***** Source records

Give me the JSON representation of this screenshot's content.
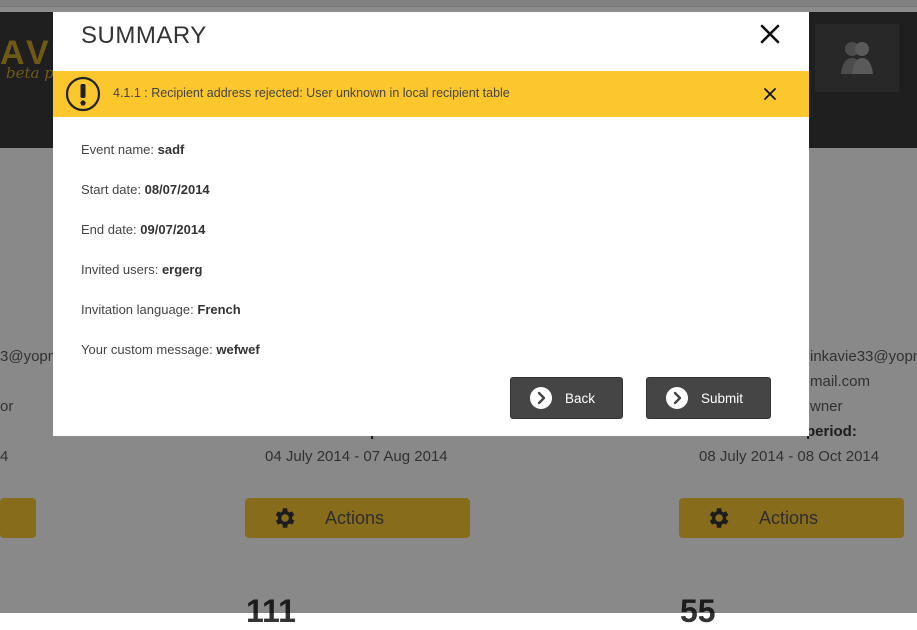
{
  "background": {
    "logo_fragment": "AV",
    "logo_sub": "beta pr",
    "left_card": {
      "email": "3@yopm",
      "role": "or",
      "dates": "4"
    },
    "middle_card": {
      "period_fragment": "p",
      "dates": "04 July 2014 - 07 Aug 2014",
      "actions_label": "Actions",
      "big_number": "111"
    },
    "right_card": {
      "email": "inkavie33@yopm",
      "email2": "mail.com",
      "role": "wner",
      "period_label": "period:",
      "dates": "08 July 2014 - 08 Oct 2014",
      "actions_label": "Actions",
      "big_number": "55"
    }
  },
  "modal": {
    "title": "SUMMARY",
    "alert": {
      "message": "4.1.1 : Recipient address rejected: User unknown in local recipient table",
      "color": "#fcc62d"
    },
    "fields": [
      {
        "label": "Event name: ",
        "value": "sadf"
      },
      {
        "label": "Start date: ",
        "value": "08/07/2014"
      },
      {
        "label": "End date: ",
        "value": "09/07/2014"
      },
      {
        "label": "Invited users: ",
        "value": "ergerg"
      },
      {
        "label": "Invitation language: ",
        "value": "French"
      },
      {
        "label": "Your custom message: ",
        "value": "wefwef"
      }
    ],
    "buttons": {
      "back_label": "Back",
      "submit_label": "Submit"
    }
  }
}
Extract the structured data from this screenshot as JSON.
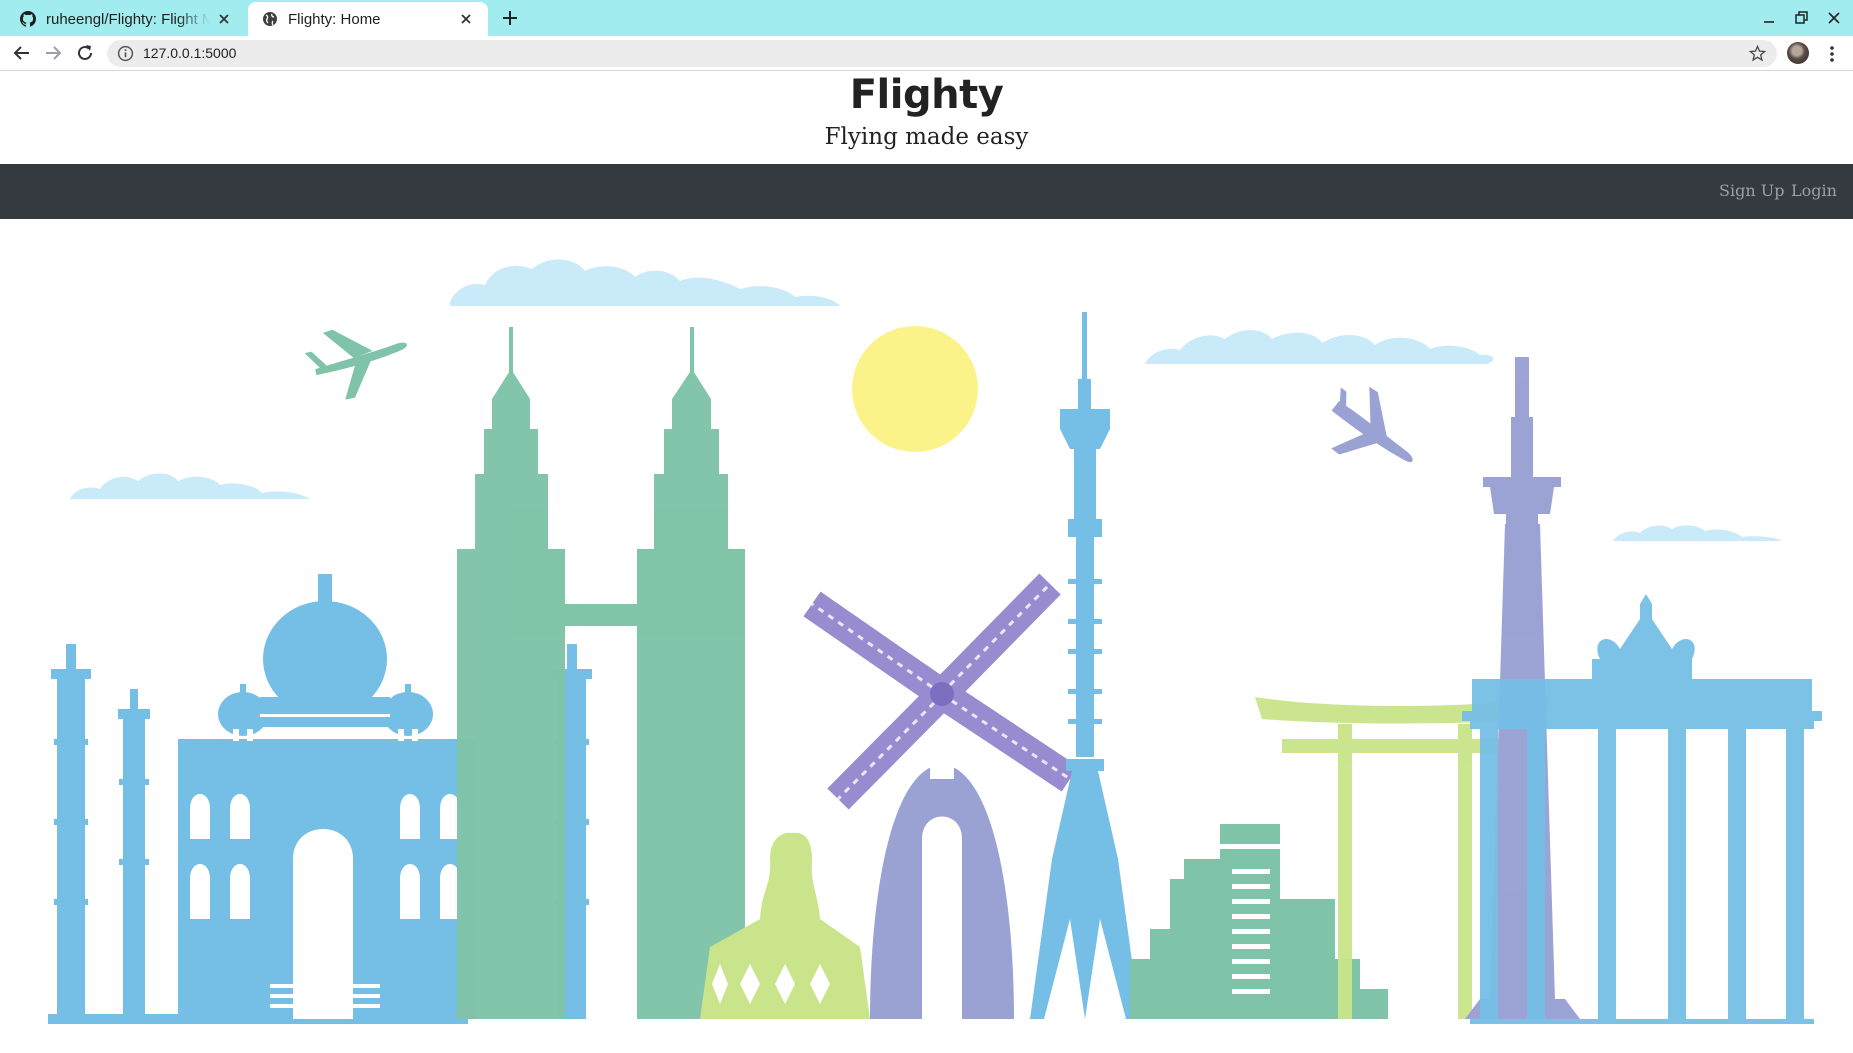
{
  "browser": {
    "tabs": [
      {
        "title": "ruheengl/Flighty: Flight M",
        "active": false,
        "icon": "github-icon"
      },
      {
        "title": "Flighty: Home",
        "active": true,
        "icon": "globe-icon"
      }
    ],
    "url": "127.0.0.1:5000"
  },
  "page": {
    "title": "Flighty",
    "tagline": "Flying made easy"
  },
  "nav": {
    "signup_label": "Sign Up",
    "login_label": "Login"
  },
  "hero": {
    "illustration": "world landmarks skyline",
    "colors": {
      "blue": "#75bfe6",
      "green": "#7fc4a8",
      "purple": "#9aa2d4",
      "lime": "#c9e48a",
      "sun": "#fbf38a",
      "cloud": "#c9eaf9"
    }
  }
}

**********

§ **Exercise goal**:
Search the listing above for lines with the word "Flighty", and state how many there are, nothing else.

§ **Exercise response**:
3